*SOURCE MATERIAL*

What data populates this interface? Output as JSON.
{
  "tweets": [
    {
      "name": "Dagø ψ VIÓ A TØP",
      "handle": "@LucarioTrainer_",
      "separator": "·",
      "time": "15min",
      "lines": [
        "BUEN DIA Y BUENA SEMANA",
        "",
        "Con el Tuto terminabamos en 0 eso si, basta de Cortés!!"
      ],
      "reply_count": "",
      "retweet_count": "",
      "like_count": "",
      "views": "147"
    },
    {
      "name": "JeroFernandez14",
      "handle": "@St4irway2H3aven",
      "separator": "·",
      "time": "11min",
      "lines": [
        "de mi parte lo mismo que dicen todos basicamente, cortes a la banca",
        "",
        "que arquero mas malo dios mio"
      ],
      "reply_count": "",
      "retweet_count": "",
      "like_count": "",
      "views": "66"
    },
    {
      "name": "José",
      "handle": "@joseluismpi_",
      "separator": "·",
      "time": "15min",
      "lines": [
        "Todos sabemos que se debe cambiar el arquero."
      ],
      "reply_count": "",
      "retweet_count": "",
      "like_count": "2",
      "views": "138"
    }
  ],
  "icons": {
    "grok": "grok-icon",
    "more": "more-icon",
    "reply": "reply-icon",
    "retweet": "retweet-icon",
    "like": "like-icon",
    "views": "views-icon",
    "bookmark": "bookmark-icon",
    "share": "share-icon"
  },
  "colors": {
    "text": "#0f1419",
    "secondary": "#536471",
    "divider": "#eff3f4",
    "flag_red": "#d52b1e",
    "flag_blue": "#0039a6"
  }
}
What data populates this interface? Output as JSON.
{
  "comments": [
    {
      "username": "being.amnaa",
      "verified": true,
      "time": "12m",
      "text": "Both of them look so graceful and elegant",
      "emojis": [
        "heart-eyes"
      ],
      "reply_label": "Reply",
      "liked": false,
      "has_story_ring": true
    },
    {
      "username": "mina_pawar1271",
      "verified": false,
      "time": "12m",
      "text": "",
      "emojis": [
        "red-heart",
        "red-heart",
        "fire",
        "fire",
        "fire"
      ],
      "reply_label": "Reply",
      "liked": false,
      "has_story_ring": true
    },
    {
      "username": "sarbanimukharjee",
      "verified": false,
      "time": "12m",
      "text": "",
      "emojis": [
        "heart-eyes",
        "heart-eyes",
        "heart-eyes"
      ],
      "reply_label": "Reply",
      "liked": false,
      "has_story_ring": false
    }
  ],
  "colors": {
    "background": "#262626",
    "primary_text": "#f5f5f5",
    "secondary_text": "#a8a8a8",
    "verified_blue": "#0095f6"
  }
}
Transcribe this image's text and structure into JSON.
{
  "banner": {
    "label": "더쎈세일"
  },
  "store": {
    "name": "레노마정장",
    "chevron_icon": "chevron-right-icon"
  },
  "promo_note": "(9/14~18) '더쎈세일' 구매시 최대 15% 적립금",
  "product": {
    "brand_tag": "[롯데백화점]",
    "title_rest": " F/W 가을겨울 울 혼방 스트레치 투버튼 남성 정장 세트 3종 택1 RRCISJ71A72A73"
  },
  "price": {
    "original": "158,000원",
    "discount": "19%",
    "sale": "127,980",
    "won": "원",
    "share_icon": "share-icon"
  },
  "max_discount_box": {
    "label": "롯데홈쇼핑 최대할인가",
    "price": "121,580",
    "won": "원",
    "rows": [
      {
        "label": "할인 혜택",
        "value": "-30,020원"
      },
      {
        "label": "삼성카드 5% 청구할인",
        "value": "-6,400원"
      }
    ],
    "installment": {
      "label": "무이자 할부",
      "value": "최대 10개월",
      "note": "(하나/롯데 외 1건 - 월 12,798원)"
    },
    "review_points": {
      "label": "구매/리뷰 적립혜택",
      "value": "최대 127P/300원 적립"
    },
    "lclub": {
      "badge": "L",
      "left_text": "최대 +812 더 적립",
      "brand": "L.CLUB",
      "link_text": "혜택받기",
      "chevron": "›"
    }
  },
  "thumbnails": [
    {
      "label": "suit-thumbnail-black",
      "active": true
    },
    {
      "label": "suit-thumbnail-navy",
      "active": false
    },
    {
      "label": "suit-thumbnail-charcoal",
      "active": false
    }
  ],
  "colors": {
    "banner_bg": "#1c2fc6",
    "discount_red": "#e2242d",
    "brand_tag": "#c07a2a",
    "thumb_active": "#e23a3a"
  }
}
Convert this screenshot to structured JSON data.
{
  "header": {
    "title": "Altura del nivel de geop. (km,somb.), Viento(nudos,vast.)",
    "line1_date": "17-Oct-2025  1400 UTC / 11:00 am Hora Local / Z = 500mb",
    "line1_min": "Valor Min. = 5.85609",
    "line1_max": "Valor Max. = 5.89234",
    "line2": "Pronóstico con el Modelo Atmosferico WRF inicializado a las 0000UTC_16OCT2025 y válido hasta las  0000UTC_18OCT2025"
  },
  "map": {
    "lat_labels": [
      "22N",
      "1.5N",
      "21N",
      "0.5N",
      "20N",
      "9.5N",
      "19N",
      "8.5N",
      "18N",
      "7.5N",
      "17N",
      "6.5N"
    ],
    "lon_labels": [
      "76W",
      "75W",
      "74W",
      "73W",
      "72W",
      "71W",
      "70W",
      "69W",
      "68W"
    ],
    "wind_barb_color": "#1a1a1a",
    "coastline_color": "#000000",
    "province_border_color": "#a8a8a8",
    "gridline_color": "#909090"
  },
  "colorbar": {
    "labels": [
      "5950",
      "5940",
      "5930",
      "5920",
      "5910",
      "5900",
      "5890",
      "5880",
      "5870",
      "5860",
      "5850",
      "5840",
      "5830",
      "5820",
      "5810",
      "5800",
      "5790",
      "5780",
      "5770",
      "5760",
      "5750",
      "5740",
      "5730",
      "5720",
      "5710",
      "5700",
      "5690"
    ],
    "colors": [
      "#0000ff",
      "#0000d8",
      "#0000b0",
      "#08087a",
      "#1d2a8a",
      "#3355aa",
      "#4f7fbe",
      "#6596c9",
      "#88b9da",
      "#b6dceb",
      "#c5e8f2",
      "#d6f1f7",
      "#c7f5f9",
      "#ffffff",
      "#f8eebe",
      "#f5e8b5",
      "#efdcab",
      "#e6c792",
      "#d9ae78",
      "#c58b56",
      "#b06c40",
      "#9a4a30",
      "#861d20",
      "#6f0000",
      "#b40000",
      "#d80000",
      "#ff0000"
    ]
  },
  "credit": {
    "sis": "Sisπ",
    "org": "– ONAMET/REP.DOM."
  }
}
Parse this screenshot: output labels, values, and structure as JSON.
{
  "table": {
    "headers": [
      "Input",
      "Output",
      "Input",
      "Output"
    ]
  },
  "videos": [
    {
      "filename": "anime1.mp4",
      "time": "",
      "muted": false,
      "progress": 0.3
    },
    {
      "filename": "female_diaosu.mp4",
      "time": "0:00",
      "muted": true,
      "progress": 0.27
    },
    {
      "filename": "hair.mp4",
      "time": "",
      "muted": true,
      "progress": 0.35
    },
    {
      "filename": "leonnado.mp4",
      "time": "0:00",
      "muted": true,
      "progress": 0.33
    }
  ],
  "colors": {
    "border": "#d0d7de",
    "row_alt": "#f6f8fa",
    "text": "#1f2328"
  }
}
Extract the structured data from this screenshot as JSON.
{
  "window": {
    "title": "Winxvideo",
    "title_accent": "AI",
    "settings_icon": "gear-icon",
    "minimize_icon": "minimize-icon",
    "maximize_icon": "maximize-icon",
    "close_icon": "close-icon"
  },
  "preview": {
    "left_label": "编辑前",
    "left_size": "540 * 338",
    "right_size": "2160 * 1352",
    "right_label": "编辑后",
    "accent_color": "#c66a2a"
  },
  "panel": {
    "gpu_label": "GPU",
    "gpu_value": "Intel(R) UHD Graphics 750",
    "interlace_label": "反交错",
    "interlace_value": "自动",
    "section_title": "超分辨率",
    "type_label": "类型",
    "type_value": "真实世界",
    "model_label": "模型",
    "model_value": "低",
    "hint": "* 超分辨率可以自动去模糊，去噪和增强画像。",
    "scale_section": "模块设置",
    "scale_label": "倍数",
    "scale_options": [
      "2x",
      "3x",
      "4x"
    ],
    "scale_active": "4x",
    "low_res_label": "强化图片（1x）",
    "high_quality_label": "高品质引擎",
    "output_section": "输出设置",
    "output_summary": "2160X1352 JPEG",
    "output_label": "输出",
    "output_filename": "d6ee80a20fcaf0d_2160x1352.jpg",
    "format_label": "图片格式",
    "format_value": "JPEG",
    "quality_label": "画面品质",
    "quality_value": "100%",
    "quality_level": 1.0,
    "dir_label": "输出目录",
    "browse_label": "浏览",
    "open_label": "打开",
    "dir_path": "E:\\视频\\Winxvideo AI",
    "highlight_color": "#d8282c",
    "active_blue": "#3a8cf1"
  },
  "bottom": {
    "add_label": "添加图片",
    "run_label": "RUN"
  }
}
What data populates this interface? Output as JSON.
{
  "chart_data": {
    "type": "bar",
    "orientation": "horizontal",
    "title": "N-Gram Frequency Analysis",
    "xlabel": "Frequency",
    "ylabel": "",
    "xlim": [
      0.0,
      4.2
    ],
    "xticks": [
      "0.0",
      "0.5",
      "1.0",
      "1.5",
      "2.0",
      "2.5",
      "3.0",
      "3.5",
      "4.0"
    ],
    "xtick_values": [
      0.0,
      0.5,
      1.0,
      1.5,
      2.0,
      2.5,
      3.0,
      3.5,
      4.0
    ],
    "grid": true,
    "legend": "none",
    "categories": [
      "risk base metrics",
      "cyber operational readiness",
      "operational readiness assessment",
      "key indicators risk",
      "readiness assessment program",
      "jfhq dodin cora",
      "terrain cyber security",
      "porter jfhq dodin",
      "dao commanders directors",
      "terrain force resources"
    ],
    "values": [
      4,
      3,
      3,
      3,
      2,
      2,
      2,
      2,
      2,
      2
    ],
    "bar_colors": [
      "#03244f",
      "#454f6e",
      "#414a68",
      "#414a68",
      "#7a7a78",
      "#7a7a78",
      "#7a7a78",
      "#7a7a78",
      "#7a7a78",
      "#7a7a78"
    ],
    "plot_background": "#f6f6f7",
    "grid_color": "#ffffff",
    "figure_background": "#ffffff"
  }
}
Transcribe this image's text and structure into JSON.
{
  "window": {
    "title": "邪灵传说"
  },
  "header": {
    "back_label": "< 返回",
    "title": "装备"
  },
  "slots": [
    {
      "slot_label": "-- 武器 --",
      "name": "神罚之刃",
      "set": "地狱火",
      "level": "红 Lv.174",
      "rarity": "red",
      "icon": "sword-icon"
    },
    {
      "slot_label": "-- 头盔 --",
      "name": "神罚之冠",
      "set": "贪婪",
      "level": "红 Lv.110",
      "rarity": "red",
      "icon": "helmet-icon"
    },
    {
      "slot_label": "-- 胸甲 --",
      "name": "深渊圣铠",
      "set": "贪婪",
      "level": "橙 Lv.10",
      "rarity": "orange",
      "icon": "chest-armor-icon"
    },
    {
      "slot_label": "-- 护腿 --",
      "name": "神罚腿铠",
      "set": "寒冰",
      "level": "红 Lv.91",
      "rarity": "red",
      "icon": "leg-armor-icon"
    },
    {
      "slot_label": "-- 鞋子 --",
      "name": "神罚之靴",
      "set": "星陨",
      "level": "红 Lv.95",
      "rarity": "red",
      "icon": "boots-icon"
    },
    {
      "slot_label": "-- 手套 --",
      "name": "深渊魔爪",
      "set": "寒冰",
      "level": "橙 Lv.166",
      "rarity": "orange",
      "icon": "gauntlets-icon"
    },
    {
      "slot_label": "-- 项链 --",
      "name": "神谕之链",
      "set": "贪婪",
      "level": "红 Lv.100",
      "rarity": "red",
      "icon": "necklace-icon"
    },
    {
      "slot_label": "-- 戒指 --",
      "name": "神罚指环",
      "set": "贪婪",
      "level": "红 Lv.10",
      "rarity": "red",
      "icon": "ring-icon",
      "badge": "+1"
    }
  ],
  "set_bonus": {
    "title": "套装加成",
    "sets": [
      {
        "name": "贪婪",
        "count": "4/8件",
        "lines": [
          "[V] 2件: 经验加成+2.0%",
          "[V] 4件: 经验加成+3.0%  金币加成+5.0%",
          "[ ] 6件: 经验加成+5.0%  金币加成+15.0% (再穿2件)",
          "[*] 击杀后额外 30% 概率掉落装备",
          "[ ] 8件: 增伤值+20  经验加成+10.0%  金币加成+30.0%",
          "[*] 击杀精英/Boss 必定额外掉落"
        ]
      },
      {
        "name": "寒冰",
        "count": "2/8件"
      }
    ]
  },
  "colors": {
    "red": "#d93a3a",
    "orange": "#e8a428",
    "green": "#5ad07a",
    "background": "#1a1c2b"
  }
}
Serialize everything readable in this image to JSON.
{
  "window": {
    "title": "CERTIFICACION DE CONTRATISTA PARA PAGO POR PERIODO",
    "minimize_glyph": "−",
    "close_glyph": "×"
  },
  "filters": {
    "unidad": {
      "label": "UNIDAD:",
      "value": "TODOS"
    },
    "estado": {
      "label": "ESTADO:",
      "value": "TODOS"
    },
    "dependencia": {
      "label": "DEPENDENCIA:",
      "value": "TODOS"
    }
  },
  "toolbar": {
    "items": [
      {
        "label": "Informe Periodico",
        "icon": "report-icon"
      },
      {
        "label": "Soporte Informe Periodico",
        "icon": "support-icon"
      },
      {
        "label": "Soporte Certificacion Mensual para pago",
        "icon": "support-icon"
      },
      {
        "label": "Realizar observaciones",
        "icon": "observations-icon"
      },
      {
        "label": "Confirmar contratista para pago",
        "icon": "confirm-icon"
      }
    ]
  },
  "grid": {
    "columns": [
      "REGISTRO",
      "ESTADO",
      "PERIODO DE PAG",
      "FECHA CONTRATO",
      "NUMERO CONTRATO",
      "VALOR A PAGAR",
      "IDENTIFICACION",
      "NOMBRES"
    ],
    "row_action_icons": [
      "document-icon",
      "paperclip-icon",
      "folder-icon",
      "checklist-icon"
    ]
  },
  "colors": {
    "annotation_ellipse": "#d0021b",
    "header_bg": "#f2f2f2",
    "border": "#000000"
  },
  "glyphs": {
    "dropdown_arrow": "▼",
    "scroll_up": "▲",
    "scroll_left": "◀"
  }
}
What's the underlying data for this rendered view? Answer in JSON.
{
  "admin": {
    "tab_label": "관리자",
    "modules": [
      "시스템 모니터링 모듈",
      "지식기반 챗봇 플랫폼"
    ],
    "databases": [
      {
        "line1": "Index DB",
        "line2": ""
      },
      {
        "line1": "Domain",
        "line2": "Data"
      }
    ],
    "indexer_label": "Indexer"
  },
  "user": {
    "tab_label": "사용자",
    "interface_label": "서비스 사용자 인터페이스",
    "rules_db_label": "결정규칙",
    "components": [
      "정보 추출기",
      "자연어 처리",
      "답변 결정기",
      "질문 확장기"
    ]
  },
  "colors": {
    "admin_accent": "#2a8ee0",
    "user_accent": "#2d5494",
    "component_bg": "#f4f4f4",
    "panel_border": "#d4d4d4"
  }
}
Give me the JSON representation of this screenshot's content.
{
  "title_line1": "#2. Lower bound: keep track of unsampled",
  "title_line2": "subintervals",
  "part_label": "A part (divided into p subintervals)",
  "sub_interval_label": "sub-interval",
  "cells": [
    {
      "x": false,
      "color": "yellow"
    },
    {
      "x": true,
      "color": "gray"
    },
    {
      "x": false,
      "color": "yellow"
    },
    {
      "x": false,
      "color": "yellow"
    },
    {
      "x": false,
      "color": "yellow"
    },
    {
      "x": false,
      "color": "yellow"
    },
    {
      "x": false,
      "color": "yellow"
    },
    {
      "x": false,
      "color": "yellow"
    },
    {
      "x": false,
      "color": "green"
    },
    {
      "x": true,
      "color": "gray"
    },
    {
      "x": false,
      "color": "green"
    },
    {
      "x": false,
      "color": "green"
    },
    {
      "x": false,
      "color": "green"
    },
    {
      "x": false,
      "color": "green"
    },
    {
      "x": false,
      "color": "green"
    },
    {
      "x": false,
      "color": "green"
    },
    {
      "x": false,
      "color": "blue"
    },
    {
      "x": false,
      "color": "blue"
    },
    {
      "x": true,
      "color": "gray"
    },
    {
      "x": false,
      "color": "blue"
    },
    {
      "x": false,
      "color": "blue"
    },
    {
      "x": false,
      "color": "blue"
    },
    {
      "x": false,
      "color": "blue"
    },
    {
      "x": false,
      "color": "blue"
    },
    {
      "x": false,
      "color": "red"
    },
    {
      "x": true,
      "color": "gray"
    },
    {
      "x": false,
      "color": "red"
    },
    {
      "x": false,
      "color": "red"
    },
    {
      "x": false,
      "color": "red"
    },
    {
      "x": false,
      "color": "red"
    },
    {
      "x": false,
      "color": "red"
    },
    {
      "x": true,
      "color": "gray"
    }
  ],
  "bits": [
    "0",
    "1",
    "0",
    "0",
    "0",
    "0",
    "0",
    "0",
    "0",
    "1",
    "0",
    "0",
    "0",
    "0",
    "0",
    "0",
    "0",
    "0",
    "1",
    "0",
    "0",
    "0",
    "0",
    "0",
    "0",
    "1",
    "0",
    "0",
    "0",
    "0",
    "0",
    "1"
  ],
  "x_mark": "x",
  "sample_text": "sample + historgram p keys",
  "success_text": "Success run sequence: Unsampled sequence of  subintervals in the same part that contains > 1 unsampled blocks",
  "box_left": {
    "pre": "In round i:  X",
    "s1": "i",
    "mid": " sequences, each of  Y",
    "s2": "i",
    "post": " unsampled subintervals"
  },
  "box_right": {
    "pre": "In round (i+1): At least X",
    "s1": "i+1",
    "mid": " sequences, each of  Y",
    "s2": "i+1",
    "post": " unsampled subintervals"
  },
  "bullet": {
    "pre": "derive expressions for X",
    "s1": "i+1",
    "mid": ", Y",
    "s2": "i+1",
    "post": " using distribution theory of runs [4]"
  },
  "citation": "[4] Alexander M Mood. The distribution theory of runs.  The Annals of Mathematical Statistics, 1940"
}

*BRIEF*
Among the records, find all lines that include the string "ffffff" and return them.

*WRITTEN SOLUTION*
      "#ffffff",
    "grid_color": "#ffffff",
    "figure_background": "#ffffff"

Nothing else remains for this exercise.